Consequently, left field remained a black hole the Mets chose to fill with Michael Cuddyer.

Dec 02

Look For Mets To Keep Tejada And Non-Tender Young

The Mets have until midnight today to decide whether to tender contracts to infielder Ruben Tejada and outfielder Eric Young. Speculation has the Mets keeping Tejada and cutting Young loose for economic and practical reasons.

The Mets are uncertain about shortstop but appear to be leaning to unproven Wilmer Flores. Given the high probability of not acquiring a “name’’ shortstop this winter, the Mets need a fallback if Flores doesn’t work out. And, at a projected $1.7 million, Tejada is an inexpensive option.

Meanwhile, Young, who’ll make over $2 million, won’t start because he can’t crack the outfield of Michael Cuddyer, Juan Lagares and Curtis Granderson. Young’s 30 stolen bases would be missed, but the Mets prefer the friendly contracts of Kirk Nieuwenhuis and Matt den Dekker.

So, unless something unforeseen happens the rest of the day, Tejada will stay and Young will go. Quite simple, really.

Oct 06

Leadoff Hitter Remains A Nagging Question

Of all the Mets’ off-season questions, the matter of their leadoff hitter is one of the most intriguing. That is especially if their intent is to fill it from within.

With no budding Lou Brock or Rickey Henderson in their farm system, their best hope is on their current 40-man roster. I say that because there’s no real answer in the free-agent market and they are reluctant to trade their young pitching.

The primary in-house candidates are Eric Young, Juan Lagares, Ruben Tejada, Daniel Murphy and Kirk Nieuwenhuis. All have something they could bring to the table, but all have issues to the negative.

Young, Lagares and Nieuwenhuis have speed, but also rather low on-base percentages and a penchant for striking out too much.

Of the group, Murphy is the best hitter, but for a relatively weak lineup he’s better suited for a run-producing slot in the middle of the order. Also, Murphy’s on-base percentage, at .332, isn’t as lofty as one might think.

If Murphy is still here – a substantial question – he should be hitting between second and sixth.

As for Young, there’s an excellent chance it will be a moot point and not be brought back.

Last winter, manager Terry Collins toyed with the idea of experimenting with Tejada. The catch here is Tejada needs a position to play and that means starting ahead of Wilmer Flores, which isn’t a given.

Mets’ 11 different leadoff hitters ranked last in the majors with a .235 average and paltry a .308 on-base percentage.
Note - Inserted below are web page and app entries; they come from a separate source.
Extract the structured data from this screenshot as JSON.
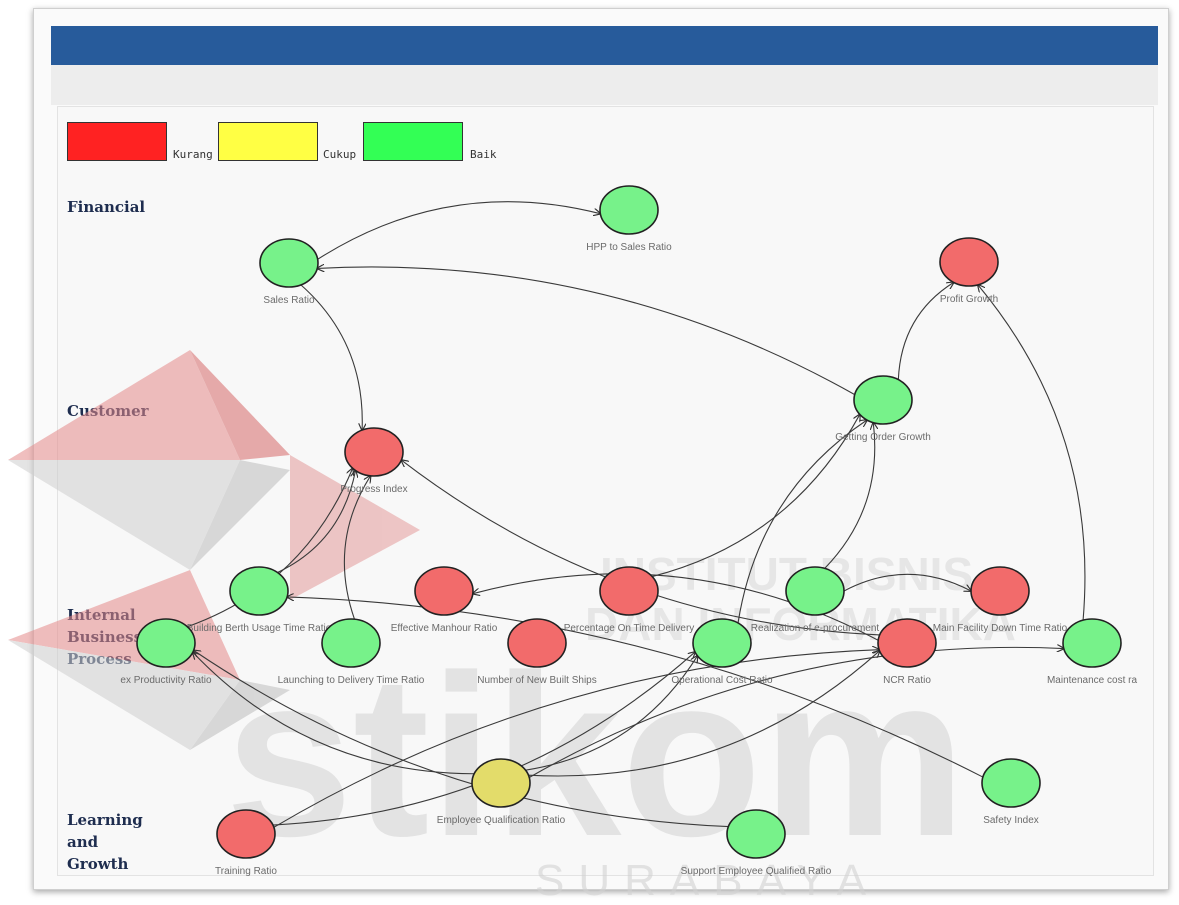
{
  "legend": [
    {
      "label": "Kurang",
      "color": "#ff2222"
    },
    {
      "label": "Cukup",
      "color": "#ffff44"
    },
    {
      "label": "Baik",
      "color": "#33ff55"
    }
  ],
  "perspectives": {
    "financial": "Financial",
    "customer": "Customer",
    "internal": "Internal\nBusiness\nProcess",
    "learning": "Learning\nand\nGrowth"
  },
  "status_colors": {
    "kurang": "#f26b6b",
    "cukup": "#e3dc6a",
    "baik": "#77f28a"
  },
  "nodes": [
    {
      "id": "hpp",
      "label": "HPP to Sales Ratio",
      "status": "baik"
    },
    {
      "id": "sales",
      "label": "Sales Ratio",
      "status": "baik"
    },
    {
      "id": "profit",
      "label": "Profit Growth",
      "status": "kurang"
    },
    {
      "id": "order",
      "label": "Getting Order Growth",
      "status": "baik"
    },
    {
      "id": "progress",
      "label": "Progress Index",
      "status": "kurang"
    },
    {
      "id": "berth",
      "label": "Building Berth Usage Time Ratio",
      "status": "baik"
    },
    {
      "id": "manhour",
      "label": "Effective Manhour Ratio",
      "status": "kurang"
    },
    {
      "id": "delivery",
      "label": "Percentage On Time Delivery",
      "status": "kurang"
    },
    {
      "id": "eproc",
      "label": "Realization of e-procurement",
      "status": "baik"
    },
    {
      "id": "facility",
      "label": "Main Facility Down Time Ratio",
      "status": "kurang"
    },
    {
      "id": "index",
      "label": "ex Productivity Ratio",
      "status": "baik"
    },
    {
      "id": "launch",
      "label": "Launching to Delivery Time Ratio",
      "status": "baik"
    },
    {
      "id": "ships",
      "label": "Number of New Built Ships",
      "status": "kurang"
    },
    {
      "id": "opcost",
      "label": "Operational Cost Ratio",
      "status": "baik"
    },
    {
      "id": "ncr",
      "label": "NCR Ratio",
      "status": "kurang"
    },
    {
      "id": "maint",
      "label": "Maintenance cost ra",
      "status": "baik"
    },
    {
      "id": "eqr",
      "label": "Employee Qualification Ratio",
      "status": "cukup"
    },
    {
      "id": "safety",
      "label": "Safety Index",
      "status": "baik"
    },
    {
      "id": "training",
      "label": "Training Ratio",
      "status": "kurang"
    },
    {
      "id": "support",
      "label": "Support Employee Qualified Ratio",
      "status": "baik"
    }
  ],
  "links": [
    [
      "sales",
      "hpp"
    ],
    [
      "order",
      "sales"
    ],
    [
      "order",
      "profit"
    ],
    [
      "maint",
      "profit"
    ],
    [
      "sales",
      "progress"
    ],
    [
      "berth",
      "progress"
    ],
    [
      "launch",
      "progress"
    ],
    [
      "index",
      "progress"
    ],
    [
      "ncr",
      "progress"
    ],
    [
      "delivery",
      "order"
    ],
    [
      "opcost",
      "order"
    ],
    [
      "eproc",
      "order"
    ],
    [
      "eproc",
      "facility"
    ],
    [
      "ncr",
      "manhour"
    ],
    [
      "eqr",
      "index"
    ],
    [
      "eqr",
      "ncr"
    ],
    [
      "eqr",
      "maint"
    ],
    [
      "eqr",
      "opcost"
    ],
    [
      "training",
      "ncr"
    ],
    [
      "training",
      "opcost"
    ],
    [
      "support",
      "index"
    ],
    [
      "safety",
      "berth"
    ]
  ],
  "watermark": {
    "brand": "stikom",
    "institute_line1": "INSTITUT BISNIS",
    "institute_line2": "DAN INFORMATIKA",
    "city": "SURABAYA"
  }
}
If they want to change that, they’ll have to hope for a breakout season from the names suggested or be willing to spend.